Chicago Grains Rally To Post Daily And Weekly Advances

05/12/14 -- Soycomplex: Beans and meal closed strongly higher, with the gains in each spread fairy evenly across the months, rather than concentrated at the front end for once. Fund money was given credit for being a net buyer of around 12,000 soybean contracts on the day, along with around 5,000 in meal. Demand for US soybeans (and meal too) remains very strong, with weekly export sales topping 1 MMT in six of the last seven weeks. Cumulative sales on beans are already 85% of the USDA's target for the season, which is a record percentage given that we are only a quarter of the way into the season. The late planting of Brazil's crop will also likely keep this demand focused on US origin beans just that little bit longer than last year too. The USDA also reported 240 TMT worth of new sales to unknown under the daily reporting system today, adding to the bullish vibe. Next week brings the USDA's December WASDE report due on Wednesday. Given the frenetic pace of US soybean exports, most thing that the USDA will drop 2014/15 US soybean ending stocks from the 450 million bushels forecast last month to around 427 million this time round. Jan 15 Soybeans closed at $10.36, up 25 1/2 cents Mar 15 Soybeans closed at $10.42, up 24 3/4 cents; Dec 14 Soybean Meal closed at $394.20, up $8.50; Dec 14 Soybean Oil closed at 32.01, up 41 points. For the week, on a front month basis, beans were up 20 cents, with meal $3.10 higher and oil 17 points lower.

Corn: The corn market closed around 5 cents higher on the day, and for the week. Yesterday's better than expected weekly export sales was supportive, although it only takes total commitments so far this season to 51% of the USDA's target, which is just about in line with average. US corn offers FOB the Gulf are said to be reasonably competitive at around $185/tonne versus $188 in Bordeaux and $194 in Argentina. Brazil and Ukraine offers however are around the $180/tonne mark. The trade is expecting the USDA to raise their forecast for US corn carryout in 2014/15 from the 2.008 billion bushels estimated a month ago to around 2.025 billion. Argentine production will probably be left unchanged at 23 MMT, but Brazil's might be lowered from the current 75 MMT. Informa estimated that Brazilian 2014/15 corn production will drop to 68.7 MMT earlier in the week. Agrimoney report that Chinese authorities may be starting to question the GMO credentials of corn from other origins, besides the US, as well as pondering over the "safety" of the country's soaring sorghum imports. Ukraine said that it had harvested 63.6 MMT of grains of 98% of the planned area, including just over 27 MMT of corn off 97% of plan. They said that the country had exported 15.66 MMT of grains so far this season, including 4.62 MMT of corn. Russia said that it had harvested 110.4 MMT of grains, off 99.8% of the planned area. Corn accounts for 11.2 MMT of that off 96.7% of the projected area. Dec 14 Corn closed at $3.81 1/2, up 5 1/2 cents; Mar 15 Corn closed at $3.95, up 5 1/4 cents. For the week Dec 14 corn was 5 3/4 cents higher.

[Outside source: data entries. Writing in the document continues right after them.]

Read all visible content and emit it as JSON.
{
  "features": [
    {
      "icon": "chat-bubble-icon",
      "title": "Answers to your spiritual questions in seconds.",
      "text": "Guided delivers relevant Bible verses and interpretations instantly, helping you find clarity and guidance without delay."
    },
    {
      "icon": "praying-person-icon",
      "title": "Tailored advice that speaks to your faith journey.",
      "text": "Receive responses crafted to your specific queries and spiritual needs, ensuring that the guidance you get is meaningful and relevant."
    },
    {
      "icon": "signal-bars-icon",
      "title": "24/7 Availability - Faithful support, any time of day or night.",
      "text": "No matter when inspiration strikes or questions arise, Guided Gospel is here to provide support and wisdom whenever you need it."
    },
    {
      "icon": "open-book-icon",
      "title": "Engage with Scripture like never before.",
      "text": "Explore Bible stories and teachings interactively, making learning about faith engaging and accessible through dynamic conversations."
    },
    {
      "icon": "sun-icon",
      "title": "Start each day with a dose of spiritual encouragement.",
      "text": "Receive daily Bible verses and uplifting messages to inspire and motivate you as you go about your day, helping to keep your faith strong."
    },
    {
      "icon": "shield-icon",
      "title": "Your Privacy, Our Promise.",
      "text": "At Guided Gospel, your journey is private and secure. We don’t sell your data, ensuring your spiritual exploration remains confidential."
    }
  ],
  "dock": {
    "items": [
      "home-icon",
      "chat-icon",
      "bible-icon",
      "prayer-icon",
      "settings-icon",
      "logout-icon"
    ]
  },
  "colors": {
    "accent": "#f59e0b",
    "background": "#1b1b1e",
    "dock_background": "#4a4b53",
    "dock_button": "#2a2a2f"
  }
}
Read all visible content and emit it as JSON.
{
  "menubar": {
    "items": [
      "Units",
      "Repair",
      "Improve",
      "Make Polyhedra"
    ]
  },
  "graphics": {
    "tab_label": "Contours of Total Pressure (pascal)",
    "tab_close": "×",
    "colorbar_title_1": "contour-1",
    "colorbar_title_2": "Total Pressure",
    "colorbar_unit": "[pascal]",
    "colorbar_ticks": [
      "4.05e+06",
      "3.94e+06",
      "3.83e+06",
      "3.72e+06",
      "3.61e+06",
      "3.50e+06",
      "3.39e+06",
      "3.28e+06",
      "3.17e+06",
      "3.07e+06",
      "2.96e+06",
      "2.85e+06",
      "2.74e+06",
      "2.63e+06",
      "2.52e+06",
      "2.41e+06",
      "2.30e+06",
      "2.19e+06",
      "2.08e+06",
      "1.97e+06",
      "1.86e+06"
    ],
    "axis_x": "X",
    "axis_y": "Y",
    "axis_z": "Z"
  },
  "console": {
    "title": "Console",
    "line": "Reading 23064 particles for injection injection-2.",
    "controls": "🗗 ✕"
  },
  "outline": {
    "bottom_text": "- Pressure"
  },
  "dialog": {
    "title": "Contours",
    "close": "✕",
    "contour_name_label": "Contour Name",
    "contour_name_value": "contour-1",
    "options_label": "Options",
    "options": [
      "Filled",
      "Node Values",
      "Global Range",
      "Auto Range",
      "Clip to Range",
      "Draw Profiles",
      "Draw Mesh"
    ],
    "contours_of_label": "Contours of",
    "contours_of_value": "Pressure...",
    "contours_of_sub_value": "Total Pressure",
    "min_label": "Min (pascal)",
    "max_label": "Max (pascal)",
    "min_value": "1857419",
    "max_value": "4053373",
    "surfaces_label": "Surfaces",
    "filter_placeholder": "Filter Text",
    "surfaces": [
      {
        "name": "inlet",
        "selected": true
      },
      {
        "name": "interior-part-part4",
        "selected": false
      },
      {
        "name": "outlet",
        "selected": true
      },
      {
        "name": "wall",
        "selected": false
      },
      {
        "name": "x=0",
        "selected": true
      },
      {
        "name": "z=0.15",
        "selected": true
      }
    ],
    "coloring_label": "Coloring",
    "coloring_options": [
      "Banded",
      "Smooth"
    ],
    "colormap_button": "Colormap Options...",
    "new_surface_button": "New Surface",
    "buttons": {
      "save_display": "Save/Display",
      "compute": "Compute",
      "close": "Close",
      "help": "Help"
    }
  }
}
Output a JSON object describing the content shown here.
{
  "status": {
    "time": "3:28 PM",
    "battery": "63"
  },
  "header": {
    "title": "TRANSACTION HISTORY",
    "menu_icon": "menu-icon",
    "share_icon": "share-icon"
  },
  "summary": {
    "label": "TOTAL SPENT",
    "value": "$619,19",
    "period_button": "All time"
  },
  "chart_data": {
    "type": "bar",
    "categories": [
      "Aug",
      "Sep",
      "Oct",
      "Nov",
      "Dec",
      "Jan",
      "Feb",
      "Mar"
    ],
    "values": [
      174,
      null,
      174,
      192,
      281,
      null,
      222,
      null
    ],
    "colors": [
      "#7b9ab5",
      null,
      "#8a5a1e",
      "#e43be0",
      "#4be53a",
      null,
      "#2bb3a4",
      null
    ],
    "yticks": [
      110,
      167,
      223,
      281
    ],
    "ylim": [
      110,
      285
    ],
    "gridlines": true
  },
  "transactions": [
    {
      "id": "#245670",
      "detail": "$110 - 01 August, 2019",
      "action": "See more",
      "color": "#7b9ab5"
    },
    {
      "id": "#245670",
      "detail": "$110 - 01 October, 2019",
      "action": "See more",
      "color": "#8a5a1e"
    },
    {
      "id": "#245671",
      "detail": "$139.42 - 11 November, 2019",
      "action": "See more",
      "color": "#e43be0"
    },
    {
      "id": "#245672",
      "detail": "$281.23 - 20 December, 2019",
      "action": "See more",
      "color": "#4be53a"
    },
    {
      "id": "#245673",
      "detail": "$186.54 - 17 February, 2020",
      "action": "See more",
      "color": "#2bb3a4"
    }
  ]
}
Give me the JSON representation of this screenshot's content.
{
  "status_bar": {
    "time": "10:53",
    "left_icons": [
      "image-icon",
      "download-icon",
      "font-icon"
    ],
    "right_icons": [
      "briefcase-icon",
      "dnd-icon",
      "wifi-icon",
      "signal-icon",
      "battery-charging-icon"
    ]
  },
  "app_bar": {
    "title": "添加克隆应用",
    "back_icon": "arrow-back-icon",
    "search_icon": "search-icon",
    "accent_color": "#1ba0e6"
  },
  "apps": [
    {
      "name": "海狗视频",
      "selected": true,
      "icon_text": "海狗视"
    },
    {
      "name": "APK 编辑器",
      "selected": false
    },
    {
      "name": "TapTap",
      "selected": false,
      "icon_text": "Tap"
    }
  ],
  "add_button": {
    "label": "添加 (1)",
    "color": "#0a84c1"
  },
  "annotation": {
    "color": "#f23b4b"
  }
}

Wheat: The wheat market closed mostly higher on the day, but mixed for the week. Russia continues to officially refute trade rumours of any upcoming export restrictions. When is an export ban not an export ban? When the Russian Veterinary and Phytosanitary Surveillance Service (VPSS) say it has only toughened up the requirements for the quality of grain exports, it would seem. Remember that buyers haven't asked for this, it's something that has been done voluntarily. The Russian rouble is dropping like a stone, due to Western sanctions against the country and also the slumping value of crude oil. Grain that hasn't been exported is dollars essentially, so there's plenty of incentive to hang onto it and keep it in Russia, at least until the rouble stabilises. However, if you don't want the WTO on your case (as well as just about everybody else), and to be accused of deliberately driving domestic food prices up, at a time when they are already rising anyway, then what do you do? Especially when you promised that you wouldn't introduce an export embargo again the last time that you did so in 2010. Well, you could introduce some vague new rules that slow exports down so much that buyers end up going elsewhere. Is that what's happening here? Only time will tell, but reports of delays awaiting the right paperwork are already circulating. In other news, next week's USDA report is expected to show US 2014/15 ending stocks a bit higher than the 644 million bushels shown last month at 651 million. The Russian Ministry said it's wheat harvest was over at 62.3 MMT in bunker weight. Dec 14 CBOT Wheat closed at $6.09, up 9 1/4 cents; Dec 14 KCBT Wheat closed at $6.32 1/2, up 5 1/4 cents; Dec 14 MGEX Wheat closed at $6.19 1/2, down 3 3/4 cents. For the week that pegs Chicago wheat 31 3/4 cents higher, with Kansas down 4 1/2 cents and Minneapolis down 1 1/2 cents.